    U.S. economy’s huge service sector slows again in November, ISM finds

    The huge service side of the U.S. economy expanded in November at the slowest pace in four months, adding to a slew of evidence pointing to weaker growth toward year end.

  • What a ‘no-deal’ U.S.-China trade scenario would mean for stocks and bonds
    MarketWatch

    What a ‘no-deal’ U.S.-China trade scenario would mean for stocks and bonds

    After President Donald Trump signals he’s in no rush to complete a trade pact with China, investors weigh what a “no-deal” scenario would mean for financial markets.

  • MarketWatch

    Benchmark 10-year Treasury yields skid most since August after Trump casts doubt on quick China trade deal

    Yields on 30-year U.S. Treasury bonds plunge to biggest one-day drop in over three years, as investors steer away from stocks and other risky assets after President Donald Trump says a U.S.-China trade deal could benefit from waiting until after the 2020 presidential election.

  • Stock Market Live Updates: Dow falls for third day after Trump suggests trade delays
    Yahoo Finance

    Stock Market Live Updates: Dow falls for third day after Trump suggests trade delays

    Headlines moving the stock market in real time.

  • Stock market news: December 3, 2019
    Yahoo Finance

    Stock market news: December 3, 2019

    U.S. stocks sold off sharply Tuesday after President Donald Trump suggested he was in no hurry to clinch a trade deal with China.

  • Will no China trade deal bring more Fed rate cuts? It’s not that simple, analysts say
    MarketWatch

    Will no China trade deal bring more Fed rate cuts?

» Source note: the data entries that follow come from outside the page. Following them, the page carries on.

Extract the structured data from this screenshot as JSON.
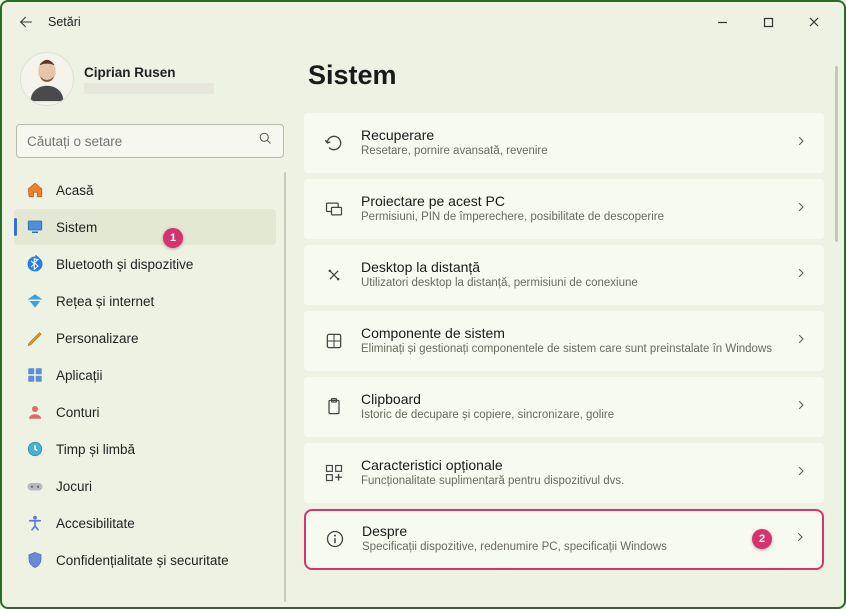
{
  "window": {
    "title": "Setări",
    "user_name": "Ciprian Rusen"
  },
  "search": {
    "placeholder": "Căutați o setare"
  },
  "nav": {
    "items": [
      {
        "id": "home",
        "label": "Acasă"
      },
      {
        "id": "system",
        "label": "Sistem",
        "selected": true
      },
      {
        "id": "bluetooth",
        "label": "Bluetooth și dispozitive"
      },
      {
        "id": "network",
        "label": "Rețea și internet"
      },
      {
        "id": "personal",
        "label": "Personalizare"
      },
      {
        "id": "apps",
        "label": "Aplicații"
      },
      {
        "id": "accounts",
        "label": "Conturi"
      },
      {
        "id": "time",
        "label": "Timp și limbă"
      },
      {
        "id": "gaming",
        "label": "Jocuri"
      },
      {
        "id": "access",
        "label": "Accesibilitate"
      },
      {
        "id": "privacy",
        "label": "Confidențialitate și securitate"
      }
    ]
  },
  "page": {
    "title": "Sistem",
    "cards": [
      {
        "id": "recovery",
        "title": "Recuperare",
        "desc": "Resetare, pornire avansată, revenire"
      },
      {
        "id": "project",
        "title": "Proiectare pe acest PC",
        "desc": "Permisiuni, PIN de împerechere, posibilitate de descoperire"
      },
      {
        "id": "rdp",
        "title": "Desktop la distanță",
        "desc": "Utilizatori desktop la distanță, permisiuni de conexiune"
      },
      {
        "id": "components",
        "title": "Componente de sistem",
        "desc": "Eliminați și gestionați componentele de sistem care sunt preinstalate în Windows"
      },
      {
        "id": "clipboard",
        "title": "Clipboard",
        "desc": "Istoric de decupare și copiere, sincronizare, golire"
      },
      {
        "id": "optional",
        "title": "Caracteristici opționale",
        "desc": "Funcționalitate suplimentară pentru dispozitivul dvs."
      },
      {
        "id": "about",
        "title": "Despre",
        "desc": "Specificații dispozitive, redenumire PC, specificații Windows",
        "highlighted": true
      }
    ]
  },
  "annotations": {
    "pin1": "1",
    "pin2": "2"
  },
  "icons": {
    "home": "<path d='M3 10.5 12 3l9 7.5V20a1 1 0 0 1-1 1h-5v-6H10v6H5a1 1 0 0 1-1-1z' fill='#f08030' stroke='#c05a1a'/>",
    "system": "<rect x='3' y='4' width='18' height='12' rx='1' fill='#4a90d9' stroke='#2a6ab0'/><rect x='8' y='18' width='8' height='2' fill='#2a6ab0'/>",
    "bluetooth": "<path d='M12 2v20l7-6-7-6 7-6-7-6zM12 12 5 6m0 12 7-6' stroke='#fff' fill='#2a7de1'/><circle cx='12' cy='12' r='10' fill='#2a7de1'/><path d='M11 5v14l5-4.2-5-4.6 5-4.2L11 5zM11 12 7 8m0 8 4-4' stroke='#fff' stroke-width='1.4' fill='none'/>",
    "network": "<path d='M12 3 2 10h20zM5 12l7 9 7-9z' fill='#3aa0e0'/>",
    "personal": "<path d='M4 19 18 5l2 2L6 21l-3 1z' fill='#e0a030' stroke='#b07010'/>",
    "apps": "<rect x='3' y='3' width='8' height='8' rx='1' fill='#5a8fd6'/><rect x='13' y='3' width='8' height='8' rx='1' fill='#5a8fd6'/><rect x='3' y='13' width='8' height='8' rx='1' fill='#5a8fd6'/><rect x='13' y='13' width='8' height='8' rx='1' fill='#5a8fd6'/>",
    "accounts": "<circle cx='12' cy='8' r='4' fill='#e06a6a'/><path d='M4 21c0-4 4-6 8-6s8 2 8 6' fill='#e06a6a'/>",
    "time": "<circle cx='12' cy='12' r='9' fill='#4ab0d0' stroke='#2a8ab0'/><path d='M12 7v5l3 2' stroke='#fff' stroke-width='2' fill='none'/>",
    "gaming": "<rect x='2' y='8' width='20' height='10' rx='5' fill='#b8b8c0'/><circle cx='8' cy='13' r='1.5' fill='#666'/><circle cx='16' cy='13' r='1.5' fill='#666'/>",
    "access": "<circle cx='12' cy='5' r='2.5' fill='#5a7ad6'/><path d='M5 9h14M12 9v7m-4 5 4-5 4 5' stroke='#5a7ad6' stroke-width='2.2' fill='none' stroke-linecap='round'/>",
    "privacy": "<path d='M12 2 4 5v6c0 5 3.5 9 8 11 4.5-2 8-6 8-11V5z' fill='#6a8ad6' stroke='#4a6ab6'/>",
    "recovery": "<path d='M4 12a8 8 0 1 1 2.5 5.8M4 12l-2-3m2 3 3-1' stroke='#444' stroke-width='1.6' fill='none' stroke-linecap='round'/>",
    "project": "<rect x='3' y='5' width='14' height='10' rx='1' stroke='#444' stroke-width='1.5' fill='none'/><rect x='9' y='10' width='12' height='9' rx='1' stroke='#444' stroke-width='1.5' fill='#f7faef'/>",
    "rdp": "<path d='M7 7l10 10M7 17 17 7' stroke='#444' stroke-width='1.6'/><circle cx='7' cy='7' r='1.5' fill='#444'/><circle cx='17' cy='17' r='1.5' fill='#444'/>",
    "components": "<rect x='4' y='4' width='16' height='16' rx='2' stroke='#444' stroke-width='1.5' fill='none'/><path d='M12 4v16M4 12h16' stroke='#444' stroke-width='1.2'/>",
    "clipboard": "<rect x='6' y='4' width='12' height='16' rx='1.5' stroke='#444' stroke-width='1.5' fill='none'/><rect x='9' y='2' width='6' height='4' rx='1' stroke='#444' stroke-width='1.5' fill='none'/>",
    "optional": "<rect x='3' y='3' width='7' height='7' stroke='#444' stroke-width='1.4' fill='none'/><rect x='14' y='3' width='7' height='7' stroke='#444' stroke-width='1.4' fill='none'/><rect x='3' y='14' width='7' height='7' stroke='#444' stroke-width='1.4' fill='none'/><path d='M17.5 13v8M13.5 17h8' stroke='#444' stroke-width='1.6'/>",
    "about": "<circle cx='12' cy='12' r='9' stroke='#444' stroke-width='1.6' fill='none'/><circle cx='12' cy='8' r='1.2' fill='#444'/><path d='M12 11v6' stroke='#444' stroke-width='1.8'/>"
  }
}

It’s not that simple, analysts say

    If China and the U.S. don’t reach a trade deal, its not certain there will be more rate cuts. And the Fed will not move quickly, analysts said Tuesday.

  • Charting a bearish December start, S&P 500 ventures under major support
    MarketWatch

    Charting a bearish December start, S&P 500 ventures under major support

    Technically speaking, each big three U.S. benchmark has ventured under major support amid an early-December market downdraft, writes Michael Ashbaugh.